● Problem to solve
The lines to return are those below that contain the word "fazla".

Component data from apps and pages
☆ ☆ ☆ ☆ ☆

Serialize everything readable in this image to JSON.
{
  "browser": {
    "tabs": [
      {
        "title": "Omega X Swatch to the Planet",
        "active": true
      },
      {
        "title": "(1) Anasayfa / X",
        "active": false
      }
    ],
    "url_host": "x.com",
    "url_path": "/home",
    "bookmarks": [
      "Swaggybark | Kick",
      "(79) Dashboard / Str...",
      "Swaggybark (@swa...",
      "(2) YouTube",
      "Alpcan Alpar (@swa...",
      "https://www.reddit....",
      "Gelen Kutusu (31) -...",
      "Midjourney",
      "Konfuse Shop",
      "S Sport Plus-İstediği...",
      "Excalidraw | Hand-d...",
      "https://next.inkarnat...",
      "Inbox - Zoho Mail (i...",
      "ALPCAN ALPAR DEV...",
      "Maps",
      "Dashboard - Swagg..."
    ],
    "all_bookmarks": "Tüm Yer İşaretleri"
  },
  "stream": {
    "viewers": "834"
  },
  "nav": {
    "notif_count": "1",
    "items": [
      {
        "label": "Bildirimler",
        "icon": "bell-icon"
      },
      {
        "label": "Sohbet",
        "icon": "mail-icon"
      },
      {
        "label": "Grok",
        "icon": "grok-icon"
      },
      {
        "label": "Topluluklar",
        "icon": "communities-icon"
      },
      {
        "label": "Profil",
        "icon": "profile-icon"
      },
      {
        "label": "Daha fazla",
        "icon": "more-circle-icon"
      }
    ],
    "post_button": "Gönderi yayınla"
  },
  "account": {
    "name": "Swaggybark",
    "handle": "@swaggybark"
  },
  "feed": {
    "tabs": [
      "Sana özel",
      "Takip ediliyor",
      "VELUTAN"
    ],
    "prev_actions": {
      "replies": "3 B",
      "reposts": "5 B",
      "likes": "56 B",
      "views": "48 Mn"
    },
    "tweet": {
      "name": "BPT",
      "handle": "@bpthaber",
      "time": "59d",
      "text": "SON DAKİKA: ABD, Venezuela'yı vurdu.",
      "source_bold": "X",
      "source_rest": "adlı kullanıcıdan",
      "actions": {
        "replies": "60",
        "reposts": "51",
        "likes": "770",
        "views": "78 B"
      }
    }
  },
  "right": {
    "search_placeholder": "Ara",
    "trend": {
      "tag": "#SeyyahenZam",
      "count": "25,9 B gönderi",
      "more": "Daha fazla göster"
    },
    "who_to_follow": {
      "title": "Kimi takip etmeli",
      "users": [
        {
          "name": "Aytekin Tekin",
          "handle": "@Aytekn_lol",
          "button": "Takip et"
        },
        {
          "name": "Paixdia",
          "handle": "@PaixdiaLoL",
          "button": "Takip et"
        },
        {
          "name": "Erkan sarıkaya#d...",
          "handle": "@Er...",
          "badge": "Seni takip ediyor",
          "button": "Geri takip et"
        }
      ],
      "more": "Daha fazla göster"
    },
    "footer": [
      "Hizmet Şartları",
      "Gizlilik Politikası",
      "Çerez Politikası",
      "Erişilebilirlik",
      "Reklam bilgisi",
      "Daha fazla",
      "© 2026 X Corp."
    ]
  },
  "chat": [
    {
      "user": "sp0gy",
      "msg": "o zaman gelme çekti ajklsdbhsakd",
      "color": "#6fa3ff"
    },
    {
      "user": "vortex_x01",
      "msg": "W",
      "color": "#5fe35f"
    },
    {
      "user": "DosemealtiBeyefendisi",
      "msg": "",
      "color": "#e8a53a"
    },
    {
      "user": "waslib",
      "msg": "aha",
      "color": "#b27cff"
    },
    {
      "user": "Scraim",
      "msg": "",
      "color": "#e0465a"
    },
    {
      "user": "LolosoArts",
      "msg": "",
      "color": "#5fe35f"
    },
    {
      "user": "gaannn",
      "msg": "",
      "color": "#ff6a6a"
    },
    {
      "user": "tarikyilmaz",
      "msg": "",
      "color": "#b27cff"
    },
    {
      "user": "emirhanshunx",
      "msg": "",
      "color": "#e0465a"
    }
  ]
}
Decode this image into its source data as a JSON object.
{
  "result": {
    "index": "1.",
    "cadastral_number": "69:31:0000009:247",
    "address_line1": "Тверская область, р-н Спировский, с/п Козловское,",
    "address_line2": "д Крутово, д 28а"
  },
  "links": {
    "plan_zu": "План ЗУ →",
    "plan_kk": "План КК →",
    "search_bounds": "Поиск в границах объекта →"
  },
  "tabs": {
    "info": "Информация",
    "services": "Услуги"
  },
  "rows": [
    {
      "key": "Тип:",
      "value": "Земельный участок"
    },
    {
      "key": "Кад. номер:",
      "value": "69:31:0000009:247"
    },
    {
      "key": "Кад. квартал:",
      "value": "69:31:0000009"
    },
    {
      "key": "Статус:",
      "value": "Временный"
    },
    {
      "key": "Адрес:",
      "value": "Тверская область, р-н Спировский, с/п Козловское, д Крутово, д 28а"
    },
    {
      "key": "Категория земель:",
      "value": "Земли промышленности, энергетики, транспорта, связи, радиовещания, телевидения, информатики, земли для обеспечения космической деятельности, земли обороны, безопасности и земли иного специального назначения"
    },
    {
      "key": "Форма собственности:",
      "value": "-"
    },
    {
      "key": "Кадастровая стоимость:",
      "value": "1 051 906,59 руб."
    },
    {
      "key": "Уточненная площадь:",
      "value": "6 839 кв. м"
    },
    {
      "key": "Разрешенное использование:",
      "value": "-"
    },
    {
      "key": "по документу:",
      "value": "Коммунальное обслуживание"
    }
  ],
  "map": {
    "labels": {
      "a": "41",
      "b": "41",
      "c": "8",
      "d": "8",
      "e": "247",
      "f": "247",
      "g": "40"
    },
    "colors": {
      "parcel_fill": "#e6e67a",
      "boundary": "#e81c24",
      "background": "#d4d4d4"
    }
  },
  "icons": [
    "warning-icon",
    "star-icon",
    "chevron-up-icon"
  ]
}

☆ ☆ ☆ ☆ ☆

● Task solution
        "label": "Daha fazla",
      "more": "Daha fazla göster"
      "more": "Daha fazla göster"
      "Daha fazla",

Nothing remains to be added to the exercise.